### Work required
Among the records below, find the lines with the word "Review" and copy them.

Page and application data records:
========

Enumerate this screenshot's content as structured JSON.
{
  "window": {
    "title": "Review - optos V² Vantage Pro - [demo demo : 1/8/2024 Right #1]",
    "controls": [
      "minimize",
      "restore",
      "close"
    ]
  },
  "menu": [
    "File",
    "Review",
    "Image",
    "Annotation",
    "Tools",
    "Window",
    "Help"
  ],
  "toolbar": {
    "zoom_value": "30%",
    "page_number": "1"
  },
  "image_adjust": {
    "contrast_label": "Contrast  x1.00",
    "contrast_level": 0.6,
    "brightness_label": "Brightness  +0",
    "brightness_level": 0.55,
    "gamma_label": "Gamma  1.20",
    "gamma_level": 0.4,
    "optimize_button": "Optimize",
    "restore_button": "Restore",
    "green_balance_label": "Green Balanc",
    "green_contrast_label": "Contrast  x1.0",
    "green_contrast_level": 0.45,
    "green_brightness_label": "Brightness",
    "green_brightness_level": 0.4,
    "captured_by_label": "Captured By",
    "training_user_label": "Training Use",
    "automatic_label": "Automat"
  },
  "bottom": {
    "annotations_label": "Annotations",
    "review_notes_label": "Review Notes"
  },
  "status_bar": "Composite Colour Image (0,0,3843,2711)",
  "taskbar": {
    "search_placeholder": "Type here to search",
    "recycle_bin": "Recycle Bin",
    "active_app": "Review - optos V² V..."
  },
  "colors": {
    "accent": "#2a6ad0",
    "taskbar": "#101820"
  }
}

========

### Answer area
    "title": "Review - optos V² Vantage Pro - [demo demo : 1/8/2024 Right #1]",
    "Review",
    "review_notes_label": "Review Notes"
    "active_app": "Review - optos V² V..."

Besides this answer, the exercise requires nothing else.